Return all the entries below exactly, except for the images they hold.

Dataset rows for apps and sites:
******************************

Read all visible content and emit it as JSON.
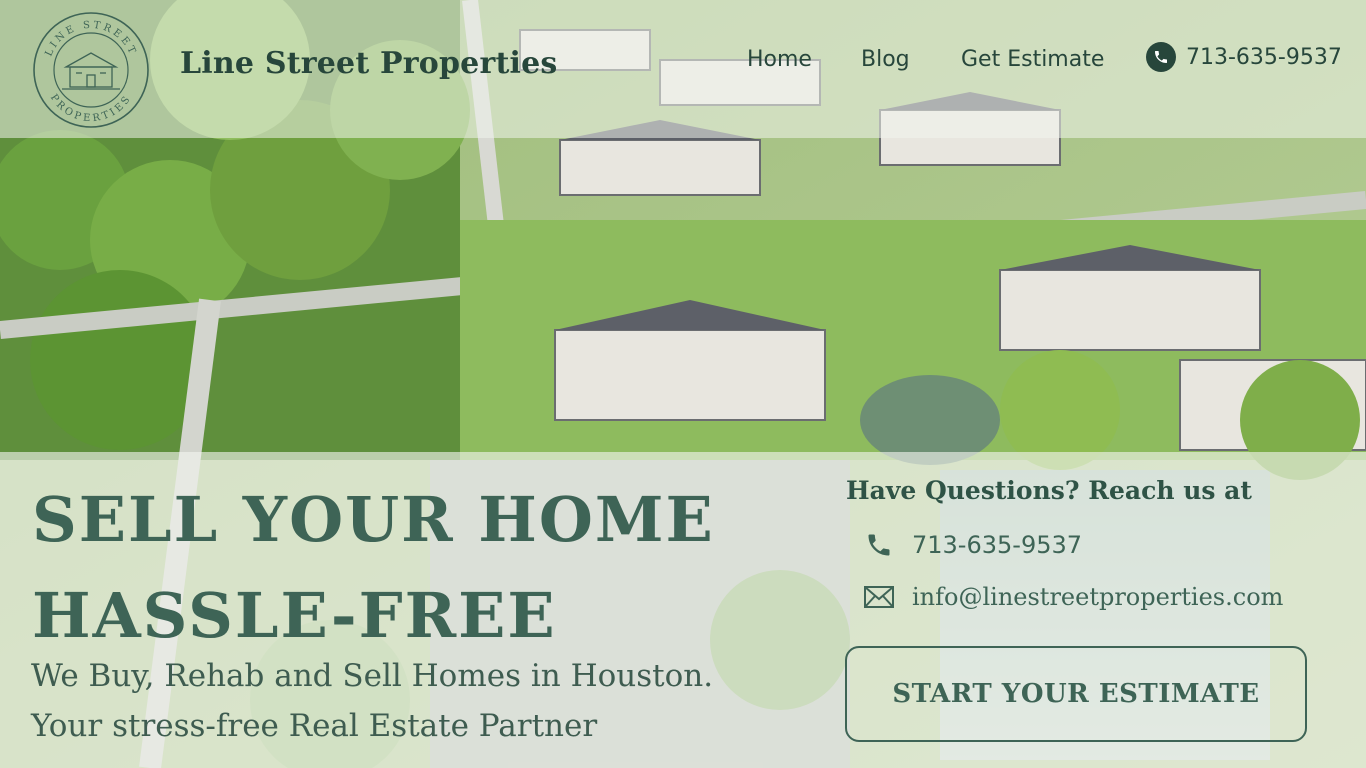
{
  "brand": {
    "name": "Line Street Properties",
    "logo_ring_top": "LINE STREET",
    "logo_ring_bottom": "PROPERTIES",
    "logo_icon": "house-icon"
  },
  "nav": {
    "items": [
      {
        "label": "Home"
      },
      {
        "label": "Blog"
      },
      {
        "label": "Get Estimate"
      }
    ],
    "phone": "713-635-9537",
    "phone_icon": "phone-icon"
  },
  "hero": {
    "headline_line1": "SELL YOUR HOME",
    "headline_line2": "HASSLE-FREE",
    "tagline_line1": "We Buy, Rehab and Sell Homes in Houston.",
    "tagline_line2": "Your stress-free Real Estate Partner"
  },
  "contact": {
    "heading": "Have Questions? Reach us at",
    "phone": "713-635-9537",
    "phone_icon": "phone-icon",
    "email": "info@linestreetproperties.com",
    "email_icon": "envelope-icon",
    "cta_label": "START YOUR ESTIMATE"
  },
  "colors": {
    "brand_green": "#3e6456",
    "dark_green": "#27463b"
  }
}
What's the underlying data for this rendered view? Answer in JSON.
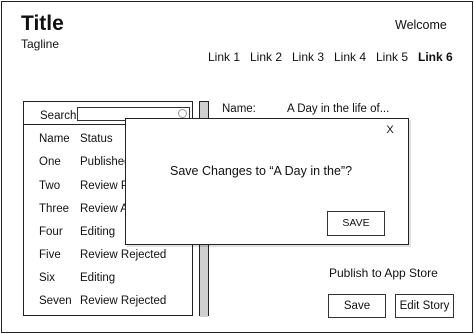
{
  "header": {
    "title": "Title",
    "tagline": "Tagline",
    "welcome": "Welcome"
  },
  "nav": {
    "links": [
      "Link 1",
      "Link 2",
      "Link 3",
      "Link 4",
      "Link 5",
      "Link 6"
    ],
    "active": "Link 6"
  },
  "search": {
    "label": "Search",
    "value": "",
    "placeholder": ""
  },
  "list": {
    "columns": [
      "Name",
      "Status"
    ],
    "rows": [
      {
        "name": "One",
        "status": "Published"
      },
      {
        "name": "Two",
        "status": "Review Pe"
      },
      {
        "name": "Three",
        "status": "Review Ap"
      },
      {
        "name": "Four",
        "status": "Editing"
      },
      {
        "name": "Five",
        "status": "Review Rejected"
      },
      {
        "name": "Six",
        "status": "Editing"
      },
      {
        "name": "Seven",
        "status": "Review Rejected"
      }
    ]
  },
  "detail": {
    "name_label": "Name:",
    "name_value": "A Day in the life of...",
    "publish_label": "Publish to App Store",
    "save_label": "Save",
    "edit_label": "Edit Story"
  },
  "modal": {
    "close_label": "X",
    "message": "Save Changes to “A Day in the”?",
    "save_label": "SAVE"
  }
}
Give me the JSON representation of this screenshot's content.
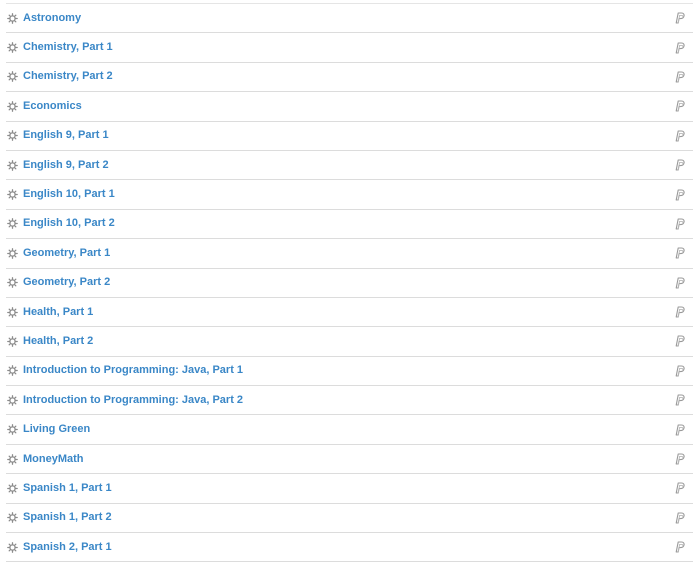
{
  "courses": [
    {
      "name": "Astronomy",
      "course_icon": "course-gear-icon",
      "action_icon": "paypal-icon"
    },
    {
      "name": "Chemistry, Part 1",
      "course_icon": "course-gear-icon",
      "action_icon": "paypal-icon"
    },
    {
      "name": "Chemistry, Part 2",
      "course_icon": "course-gear-icon",
      "action_icon": "paypal-icon"
    },
    {
      "name": "Economics",
      "course_icon": "course-gear-icon",
      "action_icon": "paypal-icon"
    },
    {
      "name": "English 9, Part 1",
      "course_icon": "course-gear-icon",
      "action_icon": "paypal-icon"
    },
    {
      "name": "English 9, Part 2",
      "course_icon": "course-gear-icon",
      "action_icon": "paypal-icon"
    },
    {
      "name": "English 10, Part 1",
      "course_icon": "course-gear-icon",
      "action_icon": "paypal-icon"
    },
    {
      "name": "English 10, Part 2",
      "course_icon": "course-gear-icon",
      "action_icon": "paypal-icon"
    },
    {
      "name": "Geometry, Part 1",
      "course_icon": "course-gear-icon",
      "action_icon": "paypal-icon"
    },
    {
      "name": "Geometry, Part 2",
      "course_icon": "course-gear-icon",
      "action_icon": "paypal-icon"
    },
    {
      "name": "Health, Part 1",
      "course_icon": "course-gear-icon",
      "action_icon": "paypal-icon"
    },
    {
      "name": "Health, Part 2",
      "course_icon": "course-gear-icon",
      "action_icon": "paypal-icon"
    },
    {
      "name": "Introduction to Programming: Java, Part 1",
      "course_icon": "course-gear-icon",
      "action_icon": "paypal-icon"
    },
    {
      "name": "Introduction to Programming: Java, Part 2",
      "course_icon": "course-gear-icon",
      "action_icon": "paypal-icon"
    },
    {
      "name": "Living Green",
      "course_icon": "course-gear-icon",
      "action_icon": "paypal-icon"
    },
    {
      "name": "MoneyMath",
      "course_icon": "course-gear-icon",
      "action_icon": "paypal-icon"
    },
    {
      "name": "Spanish 1, Part 1",
      "course_icon": "course-gear-icon",
      "action_icon": "paypal-icon"
    },
    {
      "name": "Spanish 1, Part 2",
      "course_icon": "course-gear-icon",
      "action_icon": "paypal-icon"
    },
    {
      "name": "Spanish 2, Part 1",
      "course_icon": "course-gear-icon",
      "action_icon": "paypal-icon"
    }
  ],
  "colors": {
    "link": "#3a87c7",
    "divider": "#dcdcdc",
    "icon": "#8c8c8c"
  }
}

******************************

• _Response to this task_
Read all visible content and emit it as JSON.
{
  "brand": {
    "name": "Line Street Properties",
    "logo_ring_top": "LINE STREET",
    "logo_ring_bottom": "PROPERTIES",
    "logo_icon": "house-icon"
  },
  "nav": {
    "items": [
      {
        "label": "Home"
      },
      {
        "label": "Blog"
      },
      {
        "label": "Get Estimate"
      }
    ],
    "phone": "713-635-9537",
    "phone_icon": "phone-icon"
  },
  "hero": {
    "headline_line1": "SELL YOUR HOME",
    "headline_line2": "HASSLE-FREE",
    "tagline_line1": "We Buy, Rehab and Sell Homes in Houston.",
    "tagline_line2": "Your stress-free Real Estate Partner"
  },
  "contact": {
    "heading": "Have Questions? Reach us at",
    "phone": "713-635-9537",
    "phone_icon": "phone-icon",
    "email": "info@linestreetproperties.com",
    "email_icon": "envelope-icon",
    "cta_label": "START YOUR ESTIMATE"
  },
  "colors": {
    "brand_green": "#3e6456",
    "dark_green": "#27463b"
  }
}
What's the underlying data for this rendered view? Answer in JSON.
{
  "header": {
    "title": "Title",
    "tagline": "Tagline",
    "welcome": "Welcome"
  },
  "nav": {
    "links": [
      "Link 1",
      "Link 2",
      "Link 3",
      "Link 4",
      "Link 5",
      "Link 6"
    ],
    "active": "Link 6"
  },
  "search": {
    "label": "Search",
    "value": "",
    "placeholder": ""
  },
  "list": {
    "columns": [
      "Name",
      "Status"
    ],
    "rows": [
      {
        "name": "One",
        "status": "Published"
      },
      {
        "name": "Two",
        "status": "Review Pe"
      },
      {
        "name": "Three",
        "status": "Review Ap"
      },
      {
        "name": "Four",
        "status": "Editing"
      },
      {
        "name": "Five",
        "status": "Review Rejected"
      },
      {
        "name": "Six",
        "status": "Editing"
      },
      {
        "name": "Seven",
        "status": "Review Rejected"
      }
    ]
  },
  "detail": {
    "name_label": "Name:",
    "name_value": "A Day in the life of...",
    "publish_label": "Publish to App Store",
    "save_label": "Save",
    "edit_label": "Edit Story"
  },
  "modal": {
    "close_label": "X",
    "message": "Save Changes to “A Day in the”?",
    "save_label": "SAVE"
  }
}
Give me the JSON representation of this screenshot's content.
{
  "courses": [
    {
      "name": "Astronomy",
      "course_icon": "course-gear-icon",
      "action_icon": "paypal-icon"
    },
    {
      "name": "Chemistry, Part 1",
      "course_icon": "course-gear-icon",
      "action_icon": "paypal-icon"
    },
    {
      "name": "Chemistry, Part 2",
      "course_icon": "course-gear-icon",
      "action_icon": "paypal-icon"
    },
    {
      "name": "Economics",
      "course_icon": "course-gear-icon",
      "action_icon": "paypal-icon"
    },
    {
      "name": "English 9, Part 1",
      "course_icon": "course-gear-icon",
      "action_icon": "paypal-icon"
    },
    {
      "name": "English 9, Part 2",
      "course_icon": "course-gear-icon",
      "action_icon": "paypal-icon"
    },
    {
      "name": "English 10, Part 1",
      "course_icon": "course-gear-icon",
      "action_icon": "paypal-icon"
    },
    {
      "name": "English 10, Part 2",
      "course_icon": "course-gear-icon",
      "action_icon": "paypal-icon"
    },
    {
      "name": "Geometry, Part 1",
      "course_icon": "course-gear-icon",
      "action_icon": "paypal-icon"
    },
    {
      "name": "Geometry, Part 2",
      "course_icon": "course-gear-icon",
      "action_icon": "paypal-icon"
    },
    {
      "name": "Health, Part 1",
      "course_icon": "course-gear-icon",
      "action_icon": "paypal-icon"
    },
    {
      "name": "Health, Part 2",
      "course_icon": "course-gear-icon",
      "action_icon": "paypal-icon"
    },
    {
      "name": "Introduction to Programming: Java, Part 1",
      "course_icon": "course-gear-icon",
      "action_icon": "paypal-icon"
    },
    {
      "name": "Introduction to Programming: Java, Part 2",
      "course_icon": "course-gear-icon",
      "action_icon": "paypal-icon"
    },
    {
      "name": "Living Green",
      "course_icon": "course-gear-icon",
      "action_icon": "paypal-icon"
    },
    {
      "name": "MoneyMath",
      "course_icon": "course-gear-icon",
      "action_icon": "paypal-icon"
    },
    {
      "name": "Spanish 1, Part 1",
      "course_icon": "course-gear-icon",
      "action_icon": "paypal-icon"
    },
    {
      "name": "Spanish 1, Part 2",
      "course_icon": "course-gear-icon",
      "action_icon": "paypal-icon"
    },
    {
      "name": "Spanish 2, Part 1",
      "course_icon": "course-gear-icon",
      "action_icon": "paypal-icon"
    }
  ],
  "colors": {
    "link": "#3a87c7",
    "divider": "#dcdcdc",
    "icon": "#8c8c8c"
  }
}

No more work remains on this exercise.